> EXERCISE MATERIAL:
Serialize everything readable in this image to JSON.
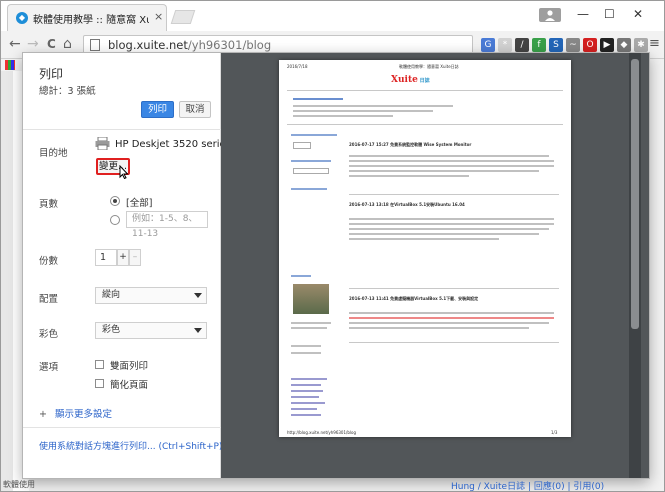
{
  "browser": {
    "tab_title": "軟體使用教學 :: 隨意窩 Xu",
    "tab_close": "×",
    "user_badge": "",
    "url_host": "blog.xuite.net",
    "url_path": "/yh96301/blog",
    "window_controls": [
      "—",
      "☐",
      "✕"
    ],
    "nav": [
      "←",
      "→",
      "C",
      "⌂"
    ],
    "menu_icon": "≡"
  },
  "extensions": [
    {
      "name": "translate-icon",
      "color": "#4a7bd6",
      "glyph": "G"
    },
    {
      "name": "lastpass-icon",
      "color": "#d2d2d2",
      "glyph": "*"
    },
    {
      "name": "pen-icon",
      "color": "#444444",
      "glyph": "/"
    },
    {
      "name": "feedly-icon",
      "color": "#3aa04a",
      "glyph": "f"
    },
    {
      "name": "screenshot-icon",
      "color": "#2366b8",
      "glyph": "S"
    },
    {
      "name": "tool-icon",
      "color": "#888888",
      "glyph": "~"
    },
    {
      "name": "opera-icon",
      "color": "#d42020",
      "glyph": "O"
    },
    {
      "name": "play-icon",
      "color": "#222222",
      "glyph": "▶"
    },
    {
      "name": "shield-icon",
      "color": "#777777",
      "glyph": "◆"
    },
    {
      "name": "puzzle-icon",
      "color": "#aaaaaa",
      "glyph": "✱"
    }
  ],
  "print": {
    "title": "列印",
    "total": "總計：3 張紙",
    "print_label": "列印",
    "cancel_label": "取消",
    "destination_label": "目的地",
    "printer_name": "HP Deskjet 3520 series (...",
    "change_label": "變更...",
    "pages_label": "頁數",
    "pages_all": "全部",
    "pages_placeholder": "例如：1-5、8、11-13",
    "copies_label": "份數",
    "copies_value": "1",
    "copies_plus": "+",
    "copies_minus": "–",
    "layout_label": "配置",
    "layout_value": "縱向",
    "color_label": "彩色",
    "color_value": "彩色",
    "options_label": "選項",
    "option_two_sided": "雙面列印",
    "option_two_sided_checked": false,
    "option_simplify": "簡化頁面",
    "option_simplify_checked": false,
    "more_settings": "顯示更多設定",
    "system_dialog": "使用系統對話方塊進行列印... (Ctrl+Shift+P)"
  },
  "preview": {
    "date": "2016/7/18",
    "site_title": "軟體使用教學：隨意窩 Xuite日誌",
    "footer_url": "http://blog.xuite.net/yh96301/blog",
    "page_num": "1/3",
    "posts": [
      "2016-07-17 15:27 免費系統監控軟體 Wise System Monitor",
      "2016-07-13 13:18 在VirtualBox 5.1安裝Ubuntu 16.04",
      "2016-07-13 11:41 免費虛擬機器VirtualBox 5.1下載、安裝與設定"
    ]
  },
  "background_page": {
    "footer_text": "Hung / Xuite日誌 | 回應(0) | 引用(0)",
    "bottom_left": "軟體使用"
  }
}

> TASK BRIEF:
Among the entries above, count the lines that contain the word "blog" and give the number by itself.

> YOUR RESPONSE:
3